Krusedol Festival, Fruska Gora
Monastery of Annunciation to the Blessed Virgin Mary, Krusedol
The southern part of Serbia was under Ottoman control, but the northern part was ruled by the Austro-Hungarian Empire. That is why we noticed a huge difference in the architecture in different regions in Serbia. The first powerful neoclassic European architecture came in front of our eyes when we arrived in the small town Sremski Karlovci, the first impressions were beyond our expectations. Amazing baroque architecture, wide Pedestrian Street with restaurants, a fountain of 4 lions in the center, everything planned to perfection. Sremski Karlovci is just 8 km from the city of Novi Sad, where we plan to overnight next.
St. Nicholas Church in Sremski Karlovci
Sremski Karlovci, center
Novi Sad it’s the biggest town in the province Vojvodina, and the second biggest town in Serbia after the capital Belgrade. This wonderful city is full of life, nice parks, many restaurants, and cafe bars. The feeling was like we were in a city in Austria or Switzerland, definitely one of the finest and most modern cities in the Balkans. In the city center dominate churches built in baroque style. Perhaps the most beautiful amongst them is the Catholic Church dedicated to The Holy Name of Mary, situated right in the city square and is one of the most recognized structures in Novi Sad. At night we took a pleasant walk throughout the central pedestrian part in Novi Sad. In the middle of the central square, the crowd has surrounded a mobile basketball court. We were again lucky enough to watch the final match of basketball 3x3 tournament organized by FIBA. Serbians are known as good basketball players and basketball is the most popular sport around here. Serbia is a sports nation, with many successful players and teams. Number one worldwide known sport star definitely is the tennis player Novak Djokovic. The next morning we woke up still full of impressions from the previous events. But being in Novi Sad and not visiting Petrovaradin fortress would be not forgivable. So, we head there. Crossing one of the bridges on the Danube River, we found ourselves in front of the fortress. Petrovaradin fortress annually hosts one of the most popular music festivals in Europe “Exit”. The view from the fortress to the city of Novi Sad and the Danube River is breathtaking.

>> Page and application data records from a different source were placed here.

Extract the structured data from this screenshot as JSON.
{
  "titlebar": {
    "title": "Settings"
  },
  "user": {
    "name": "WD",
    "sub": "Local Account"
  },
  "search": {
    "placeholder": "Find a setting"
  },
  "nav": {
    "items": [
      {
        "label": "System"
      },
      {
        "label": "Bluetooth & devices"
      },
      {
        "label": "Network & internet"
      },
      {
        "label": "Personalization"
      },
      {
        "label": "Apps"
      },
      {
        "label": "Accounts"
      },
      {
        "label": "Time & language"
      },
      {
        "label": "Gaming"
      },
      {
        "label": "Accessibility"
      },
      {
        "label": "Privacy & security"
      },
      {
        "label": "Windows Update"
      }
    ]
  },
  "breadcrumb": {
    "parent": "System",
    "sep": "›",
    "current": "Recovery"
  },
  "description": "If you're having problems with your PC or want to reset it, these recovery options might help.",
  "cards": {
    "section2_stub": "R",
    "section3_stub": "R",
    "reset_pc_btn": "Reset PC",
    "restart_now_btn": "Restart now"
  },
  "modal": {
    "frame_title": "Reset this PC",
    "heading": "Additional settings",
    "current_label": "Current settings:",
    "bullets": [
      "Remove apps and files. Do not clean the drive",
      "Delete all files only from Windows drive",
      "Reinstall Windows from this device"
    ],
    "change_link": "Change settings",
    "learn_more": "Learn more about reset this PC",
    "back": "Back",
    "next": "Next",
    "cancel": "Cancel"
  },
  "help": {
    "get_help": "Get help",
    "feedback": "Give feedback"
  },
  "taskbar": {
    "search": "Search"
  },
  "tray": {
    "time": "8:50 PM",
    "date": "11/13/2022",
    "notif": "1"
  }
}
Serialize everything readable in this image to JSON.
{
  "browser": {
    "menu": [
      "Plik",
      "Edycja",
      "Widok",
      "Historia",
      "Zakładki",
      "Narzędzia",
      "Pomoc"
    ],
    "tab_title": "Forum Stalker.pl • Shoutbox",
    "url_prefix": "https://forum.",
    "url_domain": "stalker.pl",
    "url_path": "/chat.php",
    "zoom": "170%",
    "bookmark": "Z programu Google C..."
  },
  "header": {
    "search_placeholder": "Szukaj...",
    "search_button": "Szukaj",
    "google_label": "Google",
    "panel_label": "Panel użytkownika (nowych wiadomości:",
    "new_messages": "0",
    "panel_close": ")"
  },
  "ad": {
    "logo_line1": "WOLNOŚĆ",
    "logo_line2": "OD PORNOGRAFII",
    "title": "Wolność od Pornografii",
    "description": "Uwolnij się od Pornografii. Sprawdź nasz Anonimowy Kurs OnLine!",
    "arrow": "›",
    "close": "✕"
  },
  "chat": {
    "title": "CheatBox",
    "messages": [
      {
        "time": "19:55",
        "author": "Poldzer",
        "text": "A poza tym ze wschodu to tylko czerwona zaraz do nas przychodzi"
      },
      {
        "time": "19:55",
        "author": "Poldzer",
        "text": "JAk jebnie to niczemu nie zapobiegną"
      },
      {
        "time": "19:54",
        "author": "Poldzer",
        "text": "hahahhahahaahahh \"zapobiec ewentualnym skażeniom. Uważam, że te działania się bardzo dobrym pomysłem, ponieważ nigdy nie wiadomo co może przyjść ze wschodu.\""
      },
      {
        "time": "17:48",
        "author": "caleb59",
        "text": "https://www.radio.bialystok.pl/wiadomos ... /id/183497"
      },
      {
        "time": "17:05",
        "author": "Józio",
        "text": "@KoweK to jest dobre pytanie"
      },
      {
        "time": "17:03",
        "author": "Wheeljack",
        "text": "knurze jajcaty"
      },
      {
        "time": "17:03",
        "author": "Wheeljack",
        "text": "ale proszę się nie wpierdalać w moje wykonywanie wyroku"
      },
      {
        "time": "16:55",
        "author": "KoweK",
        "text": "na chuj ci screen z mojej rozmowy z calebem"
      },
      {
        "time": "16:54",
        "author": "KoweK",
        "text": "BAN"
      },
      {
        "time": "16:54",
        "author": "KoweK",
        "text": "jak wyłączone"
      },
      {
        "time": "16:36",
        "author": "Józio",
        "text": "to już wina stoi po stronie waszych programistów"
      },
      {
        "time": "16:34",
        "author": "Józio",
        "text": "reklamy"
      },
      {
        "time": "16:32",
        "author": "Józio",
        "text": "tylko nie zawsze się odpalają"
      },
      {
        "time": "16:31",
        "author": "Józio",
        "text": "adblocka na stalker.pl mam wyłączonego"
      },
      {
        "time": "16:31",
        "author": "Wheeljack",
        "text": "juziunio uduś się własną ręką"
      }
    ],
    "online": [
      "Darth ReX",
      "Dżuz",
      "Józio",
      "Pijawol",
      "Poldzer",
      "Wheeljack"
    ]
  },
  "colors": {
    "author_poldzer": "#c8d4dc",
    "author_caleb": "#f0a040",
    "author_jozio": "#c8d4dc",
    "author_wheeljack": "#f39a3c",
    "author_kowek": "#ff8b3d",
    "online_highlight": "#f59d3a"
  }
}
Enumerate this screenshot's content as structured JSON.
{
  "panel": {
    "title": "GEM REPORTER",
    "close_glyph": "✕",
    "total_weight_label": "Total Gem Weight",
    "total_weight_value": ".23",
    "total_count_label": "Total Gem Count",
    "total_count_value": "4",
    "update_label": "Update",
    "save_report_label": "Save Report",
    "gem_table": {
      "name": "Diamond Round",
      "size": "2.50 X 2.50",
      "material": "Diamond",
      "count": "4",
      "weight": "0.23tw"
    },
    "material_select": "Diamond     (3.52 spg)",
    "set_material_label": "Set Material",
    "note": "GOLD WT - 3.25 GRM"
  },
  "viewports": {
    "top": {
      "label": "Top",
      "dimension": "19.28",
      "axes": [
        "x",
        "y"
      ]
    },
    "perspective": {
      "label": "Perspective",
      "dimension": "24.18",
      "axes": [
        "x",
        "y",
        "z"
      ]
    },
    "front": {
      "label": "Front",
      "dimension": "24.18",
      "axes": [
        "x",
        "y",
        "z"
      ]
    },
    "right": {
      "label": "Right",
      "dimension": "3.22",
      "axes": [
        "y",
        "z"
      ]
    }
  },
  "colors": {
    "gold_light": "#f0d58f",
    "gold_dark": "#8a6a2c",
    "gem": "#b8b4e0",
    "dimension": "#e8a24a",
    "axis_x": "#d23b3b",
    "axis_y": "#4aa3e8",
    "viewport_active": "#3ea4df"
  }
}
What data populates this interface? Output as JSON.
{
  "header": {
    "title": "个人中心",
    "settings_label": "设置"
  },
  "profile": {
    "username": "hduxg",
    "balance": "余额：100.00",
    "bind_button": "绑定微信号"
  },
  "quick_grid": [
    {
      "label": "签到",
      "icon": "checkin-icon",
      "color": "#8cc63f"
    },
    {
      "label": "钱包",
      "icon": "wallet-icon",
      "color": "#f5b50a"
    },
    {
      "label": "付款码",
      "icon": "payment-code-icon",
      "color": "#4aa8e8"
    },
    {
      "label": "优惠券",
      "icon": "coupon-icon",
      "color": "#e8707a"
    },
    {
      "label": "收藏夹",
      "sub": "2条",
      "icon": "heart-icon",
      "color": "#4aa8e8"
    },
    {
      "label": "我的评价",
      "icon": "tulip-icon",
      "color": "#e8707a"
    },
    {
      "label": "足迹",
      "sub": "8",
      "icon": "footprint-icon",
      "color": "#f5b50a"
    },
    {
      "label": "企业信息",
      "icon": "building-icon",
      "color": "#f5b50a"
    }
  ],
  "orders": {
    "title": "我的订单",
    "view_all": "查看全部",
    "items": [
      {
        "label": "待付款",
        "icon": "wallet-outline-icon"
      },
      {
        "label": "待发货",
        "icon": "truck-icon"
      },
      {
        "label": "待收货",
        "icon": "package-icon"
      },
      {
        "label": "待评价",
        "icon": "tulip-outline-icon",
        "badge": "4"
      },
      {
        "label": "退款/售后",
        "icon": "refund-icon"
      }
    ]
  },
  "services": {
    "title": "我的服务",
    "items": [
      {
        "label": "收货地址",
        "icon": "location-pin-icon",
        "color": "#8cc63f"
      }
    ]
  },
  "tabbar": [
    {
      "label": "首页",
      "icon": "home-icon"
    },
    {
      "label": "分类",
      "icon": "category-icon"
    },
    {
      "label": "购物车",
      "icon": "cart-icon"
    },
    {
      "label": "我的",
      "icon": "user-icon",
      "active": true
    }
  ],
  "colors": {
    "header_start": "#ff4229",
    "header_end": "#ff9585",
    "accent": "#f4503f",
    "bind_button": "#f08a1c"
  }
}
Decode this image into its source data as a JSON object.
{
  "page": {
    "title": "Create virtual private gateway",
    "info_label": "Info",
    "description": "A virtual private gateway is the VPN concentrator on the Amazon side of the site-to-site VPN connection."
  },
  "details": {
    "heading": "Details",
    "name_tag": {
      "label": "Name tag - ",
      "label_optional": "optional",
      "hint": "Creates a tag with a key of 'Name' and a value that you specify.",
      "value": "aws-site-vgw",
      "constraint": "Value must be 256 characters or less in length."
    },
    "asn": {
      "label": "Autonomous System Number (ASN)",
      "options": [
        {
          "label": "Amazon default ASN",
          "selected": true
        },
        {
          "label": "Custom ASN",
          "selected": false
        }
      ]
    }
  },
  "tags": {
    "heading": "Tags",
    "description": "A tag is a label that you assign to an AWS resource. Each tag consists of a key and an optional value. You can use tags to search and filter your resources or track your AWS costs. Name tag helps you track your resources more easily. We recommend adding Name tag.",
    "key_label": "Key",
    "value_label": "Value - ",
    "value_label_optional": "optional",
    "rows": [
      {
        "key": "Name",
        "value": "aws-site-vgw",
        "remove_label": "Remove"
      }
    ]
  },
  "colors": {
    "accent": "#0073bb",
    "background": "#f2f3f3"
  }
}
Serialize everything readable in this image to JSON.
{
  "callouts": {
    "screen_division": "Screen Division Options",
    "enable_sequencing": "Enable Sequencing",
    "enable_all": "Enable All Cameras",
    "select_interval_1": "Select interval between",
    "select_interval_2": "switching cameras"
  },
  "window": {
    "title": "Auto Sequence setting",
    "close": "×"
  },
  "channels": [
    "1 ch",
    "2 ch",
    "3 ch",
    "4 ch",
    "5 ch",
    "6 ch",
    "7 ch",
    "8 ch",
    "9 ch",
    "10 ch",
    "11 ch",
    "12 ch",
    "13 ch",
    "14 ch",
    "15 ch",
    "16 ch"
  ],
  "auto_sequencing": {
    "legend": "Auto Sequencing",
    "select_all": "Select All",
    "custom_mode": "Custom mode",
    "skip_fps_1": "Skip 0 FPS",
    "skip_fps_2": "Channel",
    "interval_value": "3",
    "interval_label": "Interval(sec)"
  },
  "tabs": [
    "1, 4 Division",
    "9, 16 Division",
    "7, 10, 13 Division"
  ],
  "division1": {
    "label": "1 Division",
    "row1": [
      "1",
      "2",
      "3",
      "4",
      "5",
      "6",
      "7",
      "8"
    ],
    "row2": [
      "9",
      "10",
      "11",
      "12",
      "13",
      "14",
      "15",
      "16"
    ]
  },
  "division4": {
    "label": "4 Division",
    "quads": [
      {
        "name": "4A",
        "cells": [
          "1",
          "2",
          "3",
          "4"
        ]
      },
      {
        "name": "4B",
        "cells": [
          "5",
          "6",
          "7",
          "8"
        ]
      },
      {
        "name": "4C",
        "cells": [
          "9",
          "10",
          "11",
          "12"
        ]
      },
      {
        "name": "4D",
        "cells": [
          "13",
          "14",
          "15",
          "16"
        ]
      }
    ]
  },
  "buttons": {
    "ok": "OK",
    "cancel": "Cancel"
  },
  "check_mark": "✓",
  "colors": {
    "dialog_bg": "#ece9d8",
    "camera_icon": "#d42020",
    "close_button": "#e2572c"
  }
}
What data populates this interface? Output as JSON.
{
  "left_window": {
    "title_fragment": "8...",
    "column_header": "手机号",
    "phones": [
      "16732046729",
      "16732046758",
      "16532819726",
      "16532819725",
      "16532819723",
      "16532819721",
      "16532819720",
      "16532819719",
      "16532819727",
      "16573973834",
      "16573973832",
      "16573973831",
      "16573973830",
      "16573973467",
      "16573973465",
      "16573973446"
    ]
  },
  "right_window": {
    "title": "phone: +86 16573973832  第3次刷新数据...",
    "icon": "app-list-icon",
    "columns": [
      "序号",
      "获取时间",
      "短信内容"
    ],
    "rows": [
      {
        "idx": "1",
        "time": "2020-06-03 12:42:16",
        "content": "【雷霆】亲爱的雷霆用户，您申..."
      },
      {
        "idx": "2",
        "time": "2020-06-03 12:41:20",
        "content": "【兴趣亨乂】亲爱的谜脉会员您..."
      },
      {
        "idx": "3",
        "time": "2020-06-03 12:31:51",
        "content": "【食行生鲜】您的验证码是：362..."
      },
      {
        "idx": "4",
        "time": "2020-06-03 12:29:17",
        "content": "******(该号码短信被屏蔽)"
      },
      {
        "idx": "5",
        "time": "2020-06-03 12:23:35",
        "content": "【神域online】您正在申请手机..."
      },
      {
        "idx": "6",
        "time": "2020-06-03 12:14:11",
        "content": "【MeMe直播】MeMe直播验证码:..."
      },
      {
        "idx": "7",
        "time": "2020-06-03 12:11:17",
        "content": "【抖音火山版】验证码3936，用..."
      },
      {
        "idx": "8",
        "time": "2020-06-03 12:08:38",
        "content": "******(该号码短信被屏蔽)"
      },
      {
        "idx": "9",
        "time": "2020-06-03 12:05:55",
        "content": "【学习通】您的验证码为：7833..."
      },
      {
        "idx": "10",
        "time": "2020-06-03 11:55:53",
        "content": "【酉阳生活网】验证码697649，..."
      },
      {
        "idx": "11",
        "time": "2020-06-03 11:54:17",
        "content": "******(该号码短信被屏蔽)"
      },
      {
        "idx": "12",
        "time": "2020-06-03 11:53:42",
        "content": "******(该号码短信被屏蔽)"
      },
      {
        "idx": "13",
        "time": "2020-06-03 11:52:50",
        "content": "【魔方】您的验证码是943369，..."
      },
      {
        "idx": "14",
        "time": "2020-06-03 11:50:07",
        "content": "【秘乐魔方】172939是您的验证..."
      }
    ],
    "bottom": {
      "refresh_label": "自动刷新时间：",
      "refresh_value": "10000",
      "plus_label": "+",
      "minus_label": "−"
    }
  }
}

Da - Yes
Ne - No
Dovidzenja - Good bye
Zdravo - Hello
Hvala - Thank you
Kako si - How are you
Ziveli - Cheers
Prijatan dan - Have a nice day
Name of Mary Church in Novi Sad
We left Novi Sad with nice memories behind us and head towards the capital Belgrade. With a population of more than 2 million people, Belgrade is the biggest city in Serbia, built on the confluence of two big rivers, Danube and Sava. With the reputation of a city with the best nightlife in the world, Belgrade is a city that never sleeps or rests. We started with one of the biggest attractions, Kalemegdan fortress. The Citadel offers you a spectacular view of the Danube and Sava rivers. The travelers who want to learn more about Ex Yugoslavia, Belgrade is the right place. The Museum of Yugoslavia is the most visited museum in Serbia located in Belgrade here you can learn more about the Yugoslavian history and life of its famous leader Josip Broz Tito. The grave of Tito also called “The House of Flowers”, is in one of the museum buildings that were on our checklist. In Belgrade, we finished our journey to Serbia, full of pleasant memories, filled up with a lot of positive impressions. We say goodbye to Belgrade and Serbia for now, knowing that sooner or later we will visit it again.